Holly Murkerson, who earned her B.F.A. from Florida Southern in 2004 and currently serves as director of the gallery, is excited that this traveling exhibition has come to the College. "The examples collected in this exhibition" she says, "provide students with an opportunity to witness first hand professional solutions to complex design problems."
Pointing out Sabiduras and Other Texts by Gego, a collection of multilingual texts in Spanish, English and German by the Venezuelan artist Gego (Gertrude Goldschmidt), Murkerson explains, "Book designers are challenged with giving text and ideas a physical shape that speaks to readers."

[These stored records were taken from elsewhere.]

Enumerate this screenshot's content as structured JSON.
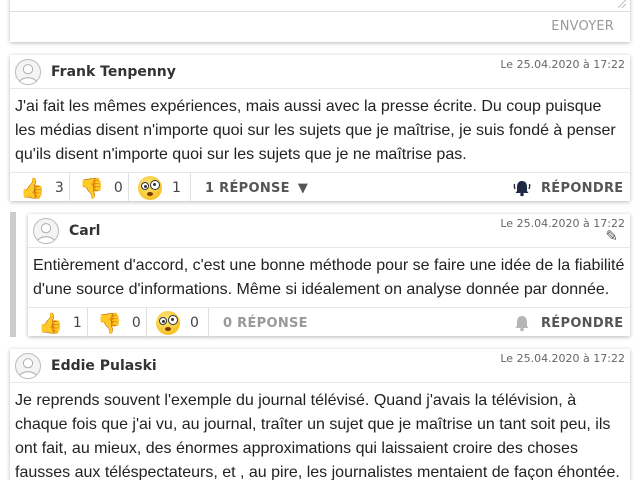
{
  "top": {
    "send_label": "ENVOYER"
  },
  "comments": [
    {
      "author": "Frank Tenpenny",
      "date": "Le 25.04.2020 à 17:22",
      "lines": [
        "J'ai fait les mêmes expériences, mais aussi avec la presse écrite. Du coup puisque",
        "les médias disent n'importe quoi sur les sujets que je maîtrise, je suis fondé à penser",
        "qu'ils disent n'importe quoi sur les sujets que je ne maîtrise pas."
      ],
      "likes": "3",
      "dislikes": "0",
      "wow": "1",
      "replies_label": "1 RÉPONSE",
      "replies_caret": "▼",
      "reply_label": "RÉPONDRE"
    },
    {
      "author": "Carl",
      "date": "Le 25.04.2020 à 17:22",
      "lines": [
        "Entièrement d'accord, c'est une bonne méthode pour se faire une idée de la fiabilité",
        "d'une source d'informations. Même si idéalement on analyse donnée par donnée."
      ],
      "likes": "1",
      "dislikes": "0",
      "wow": "0",
      "replies_label": "0 RÉPONSE",
      "reply_label": "RÉPONDRE"
    },
    {
      "author": "Eddie Pulaski",
      "date": "Le 25.04.2020 à 17:22",
      "lines": [
        "Je reprends souvent l'exemple du journal télévisé. Quand j'avais la télévision, à",
        "chaque fois que j'ai vu, au journal, traîter un sujet que je maîtrise un tant soit peu, ils",
        "ont fait, au mieux, des énormes approximations qui laissaient croire des choses",
        "fausses aux téléspectateurs, et , au pire, les journalistes mentaient de façon éhontée."
      ]
    }
  ],
  "icons": {
    "thumb_up": "👍",
    "thumb_down": "👎",
    "edit": "✎"
  },
  "colors": {
    "accent_yellow": "#f4b400",
    "bell_active": "#1f2a44",
    "bell_inactive": "#b5b5b5"
  }
}
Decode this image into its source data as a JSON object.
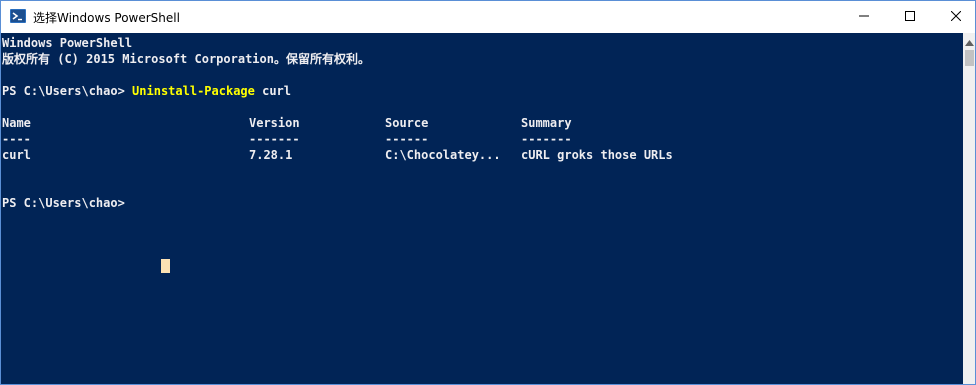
{
  "window": {
    "title": "选择Windows PowerShell",
    "icon": "powershell-icon",
    "controls": {
      "minimize": "minimize-icon",
      "maximize": "maximize-icon",
      "close": "close-icon"
    }
  },
  "console": {
    "background": "#012456",
    "text_color": "#eeedf0",
    "command_color": "#ffff00",
    "banner_line1": "Windows PowerShell",
    "banner_line2": "版权所有 (C) 2015 Microsoft Corporation。保留所有权利。",
    "prompt1": "PS C:\\Users\\chao> ",
    "command1": "Uninstall-Package",
    "command1_arg": " curl",
    "table": {
      "headers": [
        "Name",
        "Version",
        "Source",
        "Summary"
      ],
      "separators": [
        "----",
        "-------",
        "------",
        "-------"
      ],
      "rows": [
        [
          "curl",
          "7.28.1",
          "C:\\Chocolatey...",
          "cURL groks those URLs"
        ]
      ]
    },
    "prompt2": "PS C:\\Users\\chao>"
  }
}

"How do you design a cover for a book with three titles?" asks Murkerson. This was the dilemma faced by Peter Mendelsund of Vintage Books who was charged with creating a cover for a collection of poems by best-selling author Mark Haddon entitled Talking Horse and the Sad Girl and the Village Under the Sea. "By cleverly incorporating a spinning wheel into the front cover, he immediately engages the reader," applauds Murkerson. "Even the jurors of the competition commented that they couldn't stop playing with the wheel. This is just a great solution to a difficult design problem."
Her favorite of the installation however is Vitamin D: New Perspectives in Drawing. Designed by Julia Hastings of Phaidon Press, Inc., the book presents the work of 110 exceptional artists that use the medium of drawing. "Being an artist, I'm especially drawn to this one," Murkerson confesses. By printing the illustrations on a rough stock with frayed edges, the designer makes reference to the tools of drawing, but also offers readers a very tactile experience.
"With covers fashioned out of everything from vellum to sand paper, we encourage everyone to come in and touch. Feel free to take a book from the shelf, sit on the couch and explore it."
Using a range of cognitive skills, aesthetics, and craft--typography, layout, and sculpture--these designers have created beautiful, avant-garde solutions to everyday challenges. "Exhibitions like this," Murkerson feels, "bring awareness to the work of graphic designers, elevating their status to that of fine artists."
Other AIGA winners, along with juror comments, will be on display until November 26. The Melvin Art Gallery is open weekdays from 9 a.m. to 4 p.m. and during intermissions of many performances of the FSC Fine Arts Series. For more information, please contact the gallery at (863) 680-4743.
Next Up: a showcase of freshman, sophomore and junior work. Interested in submitting? Contact the gallery for more information.